The Loxahatchee Groves Town Council authorized its attorney and manager Tuesday to do whatever they must to resolve a dispute over the use of 8th Place North, a road with three property owners. One of them has erected a gate to claim the road as private.
Property owner Mark Jackson installed a fence at the north end of 8th Place North, restricting access for other property owners on the road, town staff reported. Loxahatchee Groves officials want to restore the road to its previous travel path, which the town asserts it has maintained for the past seven years.
Town Manager Bill Underwood said that he and Town Attorney Michael Cirullo have been trying to resolve the issue, after the council at a previous meeting agreed to take action.
Cirullo said that he has been in discussions with attorney Jeff Kurtz, who represents Jackson.
“We’re at a point where we need to try to either resolve it among the parties or decide if it’s worth the town’s resources and time to ask a judge to confirm whether this is a public road,” Cirullo said. “Mr. Kurtz and his client are of the firm opinion that it is not. We are in the process of gathering information.”
Cirullo recommended trying to negotiate an agreement before filing any litigation, which would require participation by all the property owners involved.
“Maybe collectively there could be some solution without everybody spending a lot of resources,” he said. “If that is not successful, I will come to you with an analysis at the next meeting.”
Kurtz discussed a letter from him to the town dated Nov. 10 alleging that the street is a private easement established by the original owners of the four lots adjoining the road. It connects to Collecting Canal Road to the south and runs north along the west side of D Road, then turns left to extend to the fourth property owner.
“It has been maintained since the very beginning by those property owners,” Kurtz said. “In some of my discussions with Mr. Cirullo, we’re on the same page as to what the law requires for a private road to become a public road, and that basically is seven years of maintenance.”
Kurtz said he has contacted town officials several times in the past few months asking them to prove that the town had maintained the road for the past seven years, but had not received a satisfactory answer.
“There has been no evidence presented of actual maintenance,” Kurtz said. “There were contracts that you had with the water control district that included this as a road to be maintained. There may be a difference of opinion historically between you and the district as to what a courtesy grading is.”
Kurtz said he has had conversations with Loxahatchee Groves Water Control District staff, including District Administrator Steve Yohe, who told him that no maintenance had been done on 8th Place North in compliance with the contract between the town and the district.
“I’m open to Mr. Cirullo’s suggestion,” Kurtz said. “I hope we can get this resolved, but if we get involved in litigation, it’s going to be the town’s burden to show that maintenance was begun more than seven years ago and was ongoing. We’ll be happy to work with you.

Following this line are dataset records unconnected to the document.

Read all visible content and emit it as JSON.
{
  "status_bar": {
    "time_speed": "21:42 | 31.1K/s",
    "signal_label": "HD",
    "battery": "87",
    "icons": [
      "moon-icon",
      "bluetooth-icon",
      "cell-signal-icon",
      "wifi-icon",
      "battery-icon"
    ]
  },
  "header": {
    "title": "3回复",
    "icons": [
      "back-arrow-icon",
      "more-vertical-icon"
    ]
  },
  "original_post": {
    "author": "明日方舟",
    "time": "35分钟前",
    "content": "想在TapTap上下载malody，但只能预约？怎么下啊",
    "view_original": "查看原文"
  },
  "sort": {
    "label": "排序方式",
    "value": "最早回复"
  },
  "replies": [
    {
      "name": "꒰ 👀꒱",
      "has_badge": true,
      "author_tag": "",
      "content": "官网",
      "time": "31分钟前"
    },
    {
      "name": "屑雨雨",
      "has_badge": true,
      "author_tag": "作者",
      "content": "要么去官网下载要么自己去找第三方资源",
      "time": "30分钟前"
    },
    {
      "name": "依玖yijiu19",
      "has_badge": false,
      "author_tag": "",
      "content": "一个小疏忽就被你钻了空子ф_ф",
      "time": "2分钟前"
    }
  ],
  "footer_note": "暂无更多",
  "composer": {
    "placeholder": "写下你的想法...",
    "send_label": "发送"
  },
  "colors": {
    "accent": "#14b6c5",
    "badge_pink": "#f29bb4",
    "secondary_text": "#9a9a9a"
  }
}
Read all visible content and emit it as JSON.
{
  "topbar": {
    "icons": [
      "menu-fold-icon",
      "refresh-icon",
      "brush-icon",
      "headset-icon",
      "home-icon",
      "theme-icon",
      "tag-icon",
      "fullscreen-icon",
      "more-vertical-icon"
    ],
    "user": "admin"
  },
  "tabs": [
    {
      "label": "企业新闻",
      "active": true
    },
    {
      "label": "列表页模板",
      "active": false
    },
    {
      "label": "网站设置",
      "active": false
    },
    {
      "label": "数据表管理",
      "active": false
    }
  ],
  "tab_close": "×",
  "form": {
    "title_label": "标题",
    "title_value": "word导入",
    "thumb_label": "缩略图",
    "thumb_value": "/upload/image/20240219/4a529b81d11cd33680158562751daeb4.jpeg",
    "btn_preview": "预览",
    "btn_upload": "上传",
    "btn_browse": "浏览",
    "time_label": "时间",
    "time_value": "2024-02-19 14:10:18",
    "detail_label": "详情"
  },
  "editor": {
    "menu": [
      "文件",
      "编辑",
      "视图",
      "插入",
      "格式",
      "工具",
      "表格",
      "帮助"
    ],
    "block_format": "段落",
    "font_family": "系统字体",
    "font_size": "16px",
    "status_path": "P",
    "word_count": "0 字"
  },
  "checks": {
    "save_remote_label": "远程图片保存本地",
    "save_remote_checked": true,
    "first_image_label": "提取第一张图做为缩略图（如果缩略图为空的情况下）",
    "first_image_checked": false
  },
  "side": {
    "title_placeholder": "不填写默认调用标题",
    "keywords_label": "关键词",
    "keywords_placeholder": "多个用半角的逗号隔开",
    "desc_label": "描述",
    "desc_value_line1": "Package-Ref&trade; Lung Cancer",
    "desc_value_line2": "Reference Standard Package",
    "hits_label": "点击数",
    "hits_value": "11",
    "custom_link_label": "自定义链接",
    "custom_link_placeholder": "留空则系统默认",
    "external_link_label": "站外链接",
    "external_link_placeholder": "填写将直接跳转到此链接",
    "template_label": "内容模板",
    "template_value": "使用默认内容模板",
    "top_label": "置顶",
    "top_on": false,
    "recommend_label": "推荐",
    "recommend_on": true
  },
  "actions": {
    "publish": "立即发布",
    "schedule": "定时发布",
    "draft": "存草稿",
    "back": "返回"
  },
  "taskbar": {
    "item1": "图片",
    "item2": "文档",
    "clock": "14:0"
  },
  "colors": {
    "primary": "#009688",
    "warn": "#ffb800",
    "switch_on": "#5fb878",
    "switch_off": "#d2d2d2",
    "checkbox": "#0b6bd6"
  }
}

In the meantime, I assume that the town is not going to trespass on the road.”
“We don’t consider it as trespass, but I think in the interest of trying to maintain the status quo and not agitate, we’re working around the issues,” Cirullo said.
Vice Mayor Tom Goltzené said he thought the discussion should include resolution of rock that had been put down on the road at the expense of the town, and Cirullo said that would be part of the discussion.
Councilman Ron Jarriel noted that the town, in an attempt to maintain the road, had to put down rock to fix problems there.
“I told management and I told the council to leave that road alone, just like the water control district,” Jarriel said.
Councilman Todd McLendon asked about the possibility of a closed session with the property owners, but Cirullo said that there has to be potential or actual litigation for such a meeting.
“My question is how many other roads are going to be saying they weren’t maintained,” McLendon said.
Goltzené said several roads could be called into question.
Mayor Dave Browning said that he knew the water control district had spent money on the road, and it was listed as one of those it maintained.
“We’ve taken roads off as people have come and said, ‘Look, I don’t want my road on there anymore,’” Browning said. “That never happened with this one until this blew up.”
He said the town also has statements from district staff stating that the road did not need maintenance.
“That doesn’t tell me that he looked at it and said it’s not a town road,” Browning said. “He looked at it and it doesn’t need work. That happened in a lot of places. It still meets the criteria of a town road.”
Browning added that the town’s solid waste collector Waste Pro recognizes 8th Place North as a town road.
“Their trucks go down it,” he said. “They’ve assured us they won’t go down that road if it’s private.”
Browning said that many residents appreciate their roads being maintained by the town.
Goltzené said other residents on the road bought property there under the assurance by the town that it was a public road.
Cirullo said that after his meeting with Kurtz, he would provide an analysis at the council’s next meeting, explaining that there are concerns beyond 8th Place North to be resolved.
In other business, the council agreed to hire outside counsel, code enforcement staff and a special magistrate to represent the town to resolve a code enforcement case with Councilman McLendon. A motion by Jarriel to approve the item carried 3-0, with McLendon recusing himself and Councilman Ryan Liang away from the dais.
The council also approved a letter of response to the Office of the Inspector General regarding the office’s recommendations for town management. A motion by Goltzené carried 4-0 with Liang away from the dais.